To prevent the spread and spread of the CVA-2 virus, a number of precautions are needed.
These include:Avoid direct contact with infected people:The most common means of transmission of the two coronavires is direct contact, such as kissing or touching hands or bodies.
This can result in the spread, although there is no evidence to suggest it is the cause of the current outbreak.
Avoid sharing needles and syringes:Some people with CVC1 or CVC2 infections have had their immune systems suppressed, causing them to carry more of the new coronavira strains in their blood, which could make them more susceptible to developing other forms of infection.
Don’t get up close to someone who has been infected:People with CVA1 or CV-1 infections may become so engrossed in the virus that they become oblivious to the fact that they have been infected.
This can result, for example, in them unknowingly exposing themselves to other people who may be at risk of developing the new virus.
Avoid sharing or sharing needles:There are some cases of CVA2 infections that result in a person having a cough and not having symptoms.
This means they may not know they are infected and may be unaware that they are carrying the new viral strains.
Avoid sharing needles or syringles:These are the same needles or utensils used to make syringues.
It is important to use gloves to protect your hands from being contaminated.
Use protective clothing:Make sure to wear a long sleeve shirt or trousers, long pants and a loose fitting T-shirt or long sleeve top.

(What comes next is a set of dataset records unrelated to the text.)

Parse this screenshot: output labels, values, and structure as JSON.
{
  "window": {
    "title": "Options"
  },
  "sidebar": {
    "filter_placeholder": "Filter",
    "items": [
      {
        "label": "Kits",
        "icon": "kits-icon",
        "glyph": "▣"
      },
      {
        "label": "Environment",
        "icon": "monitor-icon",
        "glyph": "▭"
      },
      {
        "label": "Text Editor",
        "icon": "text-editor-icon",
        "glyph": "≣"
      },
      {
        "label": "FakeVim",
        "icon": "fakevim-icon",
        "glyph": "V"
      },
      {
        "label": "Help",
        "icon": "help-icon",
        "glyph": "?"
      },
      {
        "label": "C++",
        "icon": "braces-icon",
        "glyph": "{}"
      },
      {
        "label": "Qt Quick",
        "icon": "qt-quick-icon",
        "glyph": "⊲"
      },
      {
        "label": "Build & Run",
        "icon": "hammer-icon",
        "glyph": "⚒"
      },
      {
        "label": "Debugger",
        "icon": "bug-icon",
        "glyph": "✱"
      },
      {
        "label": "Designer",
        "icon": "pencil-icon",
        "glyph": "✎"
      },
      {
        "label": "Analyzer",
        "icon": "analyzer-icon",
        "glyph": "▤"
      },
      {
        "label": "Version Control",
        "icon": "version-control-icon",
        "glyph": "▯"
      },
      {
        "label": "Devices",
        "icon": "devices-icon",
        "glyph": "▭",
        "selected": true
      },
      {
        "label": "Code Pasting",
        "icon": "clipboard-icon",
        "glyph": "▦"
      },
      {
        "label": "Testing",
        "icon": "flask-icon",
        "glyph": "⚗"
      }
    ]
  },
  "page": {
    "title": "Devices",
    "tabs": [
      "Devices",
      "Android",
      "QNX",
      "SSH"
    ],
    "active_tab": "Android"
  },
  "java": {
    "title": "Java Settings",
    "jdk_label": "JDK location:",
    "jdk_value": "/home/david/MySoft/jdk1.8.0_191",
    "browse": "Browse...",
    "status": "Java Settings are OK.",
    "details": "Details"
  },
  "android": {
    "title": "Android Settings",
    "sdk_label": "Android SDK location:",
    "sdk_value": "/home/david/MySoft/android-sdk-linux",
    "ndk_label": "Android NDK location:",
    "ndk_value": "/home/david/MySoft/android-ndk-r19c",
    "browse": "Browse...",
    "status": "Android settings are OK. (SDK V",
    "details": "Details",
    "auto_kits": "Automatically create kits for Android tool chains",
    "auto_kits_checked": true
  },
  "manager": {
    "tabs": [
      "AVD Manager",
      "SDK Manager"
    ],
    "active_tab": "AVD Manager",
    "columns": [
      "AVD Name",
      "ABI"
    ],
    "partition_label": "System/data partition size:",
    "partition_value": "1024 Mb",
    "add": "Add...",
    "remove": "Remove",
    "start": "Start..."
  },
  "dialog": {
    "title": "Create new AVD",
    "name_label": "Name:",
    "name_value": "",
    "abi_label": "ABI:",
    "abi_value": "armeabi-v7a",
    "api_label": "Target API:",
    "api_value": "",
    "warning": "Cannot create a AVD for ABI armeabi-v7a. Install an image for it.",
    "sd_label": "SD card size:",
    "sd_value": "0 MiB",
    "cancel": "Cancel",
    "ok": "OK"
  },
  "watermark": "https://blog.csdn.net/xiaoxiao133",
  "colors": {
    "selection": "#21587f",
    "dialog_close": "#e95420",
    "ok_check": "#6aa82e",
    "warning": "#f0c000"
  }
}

If you are in contact with blood, use a disposable cotton sock to wipe your hands.
Don’t share a bed or a room:Make an